Task brief: Extract the full set of records that follows, word for word.

>>>>>

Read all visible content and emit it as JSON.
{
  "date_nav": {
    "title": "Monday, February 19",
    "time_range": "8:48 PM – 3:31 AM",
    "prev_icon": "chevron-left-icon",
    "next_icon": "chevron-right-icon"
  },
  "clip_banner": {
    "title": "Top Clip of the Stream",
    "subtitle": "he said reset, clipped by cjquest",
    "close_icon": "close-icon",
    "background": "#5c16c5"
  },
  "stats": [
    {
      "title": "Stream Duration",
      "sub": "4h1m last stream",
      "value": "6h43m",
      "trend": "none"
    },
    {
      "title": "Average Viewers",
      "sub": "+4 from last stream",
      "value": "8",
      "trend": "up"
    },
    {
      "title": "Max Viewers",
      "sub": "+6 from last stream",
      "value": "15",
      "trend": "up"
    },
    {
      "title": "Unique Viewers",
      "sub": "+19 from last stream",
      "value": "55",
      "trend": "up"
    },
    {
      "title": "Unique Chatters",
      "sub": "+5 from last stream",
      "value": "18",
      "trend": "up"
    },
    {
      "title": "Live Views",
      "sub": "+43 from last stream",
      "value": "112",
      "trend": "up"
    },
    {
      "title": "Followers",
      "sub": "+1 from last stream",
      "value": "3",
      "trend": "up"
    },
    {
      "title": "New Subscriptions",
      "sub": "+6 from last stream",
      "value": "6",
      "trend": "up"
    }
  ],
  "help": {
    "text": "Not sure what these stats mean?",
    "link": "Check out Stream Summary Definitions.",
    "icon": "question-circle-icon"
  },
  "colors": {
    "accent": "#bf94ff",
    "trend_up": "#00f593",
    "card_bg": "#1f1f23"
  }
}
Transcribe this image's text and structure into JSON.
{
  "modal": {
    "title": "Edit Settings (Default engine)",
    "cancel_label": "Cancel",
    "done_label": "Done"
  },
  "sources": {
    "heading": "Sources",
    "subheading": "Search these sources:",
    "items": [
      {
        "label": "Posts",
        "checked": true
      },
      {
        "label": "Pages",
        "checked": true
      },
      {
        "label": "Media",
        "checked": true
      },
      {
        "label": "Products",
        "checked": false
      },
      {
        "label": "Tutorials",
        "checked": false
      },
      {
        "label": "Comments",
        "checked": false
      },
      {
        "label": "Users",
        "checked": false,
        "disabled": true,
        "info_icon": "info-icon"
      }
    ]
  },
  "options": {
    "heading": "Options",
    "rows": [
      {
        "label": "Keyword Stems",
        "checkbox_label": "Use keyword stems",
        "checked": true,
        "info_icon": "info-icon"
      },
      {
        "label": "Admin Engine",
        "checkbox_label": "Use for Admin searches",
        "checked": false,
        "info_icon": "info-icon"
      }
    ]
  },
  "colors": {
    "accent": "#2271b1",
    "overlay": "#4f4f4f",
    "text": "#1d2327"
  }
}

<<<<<

Exercise solution:
Read all visible content and emit it as JSON.
{
  "date_nav": {
    "title": "Monday, February 19",
    "time_range": "8:48 PM – 3:31 AM",
    "prev_icon": "chevron-left-icon",
    "next_icon": "chevron-right-icon"
  },
  "clip_banner": {
    "title": "Top Clip of the Stream",
    "subtitle": "he said reset, clipped by cjquest",
    "close_icon": "close-icon",
    "background": "#5c16c5"
  },
  "stats": [
    {
      "title": "Stream Duration",
      "sub": "4h1m last stream",
      "value": "6h43m",
      "trend": "none"
    },
    {
      "title": "Average Viewers",
      "sub": "+4 from last stream",
      "value": "8",
      "trend": "up"
    },
    {
      "title": "Max Viewers",
      "sub": "+6 from last stream",
      "value": "15",
      "trend": "up"
    },
    {
      "title": "Unique Viewers",
      "sub": "+19 from last stream",
      "value": "55",
      "trend": "up"
    },
    {
      "title": "Unique Chatters",
      "sub": "+5 from last stream",
      "value": "18",
      "trend": "up"
    },
    {
      "title": "Live Views",
      "sub": "+43 from last stream",
      "value": "112",
      "trend": "up"
    },
    {
      "title": "Followers",
      "sub": "+1 from last stream",
      "value": "3",
      "trend": "up"
    },
    {
      "title": "New Subscriptions",
      "sub": "+6 from last stream",
      "value": "6",
      "trend": "up"
    }
  ],
  "help": {
    "text": "Not sure what these stats mean?",
    "link": "Check out Stream Summary Definitions.",
    "icon": "question-circle-icon"
  },
  "colors": {
    "accent": "#bf94ff",
    "trend_up": "#00f593",
    "card_bg": "#1f1f23"
  }
}
Transcribe this image's text and structure into JSON.
{
  "modal": {
    "title": "Edit Settings (Default engine)",
    "cancel_label": "Cancel",
    "done_label": "Done"
  },
  "sources": {
    "heading": "Sources",
    "subheading": "Search these sources:",
    "items": [
      {
        "label": "Posts",
        "checked": true
      },
      {
        "label": "Pages",
        "checked": true
      },
      {
        "label": "Media",
        "checked": true
      },
      {
        "label": "Products",
        "checked": false
      },
      {
        "label": "Tutorials",
        "checked": false
      },
      {
        "label": "Comments",
        "checked": false
      },
      {
        "label": "Users",
        "checked": false,
        "disabled": true,
        "info_icon": "info-icon"
      }
    ]
  },
  "options": {
    "heading": "Options",
    "rows": [
      {
        "label": "Keyword Stems",
        "checkbox_label": "Use keyword stems",
        "checked": true,
        "info_icon": "info-icon"
      },
      {
        "label": "Admin Engine",
        "checkbox_label": "Use for Admin searches",
        "checked": false,
        "info_icon": "info-icon"
      }
    ]
  },
  "colors": {
    "accent": "#2271b1",
    "overlay": "#4f4f4f",
    "text": "#1d2327"
  }
}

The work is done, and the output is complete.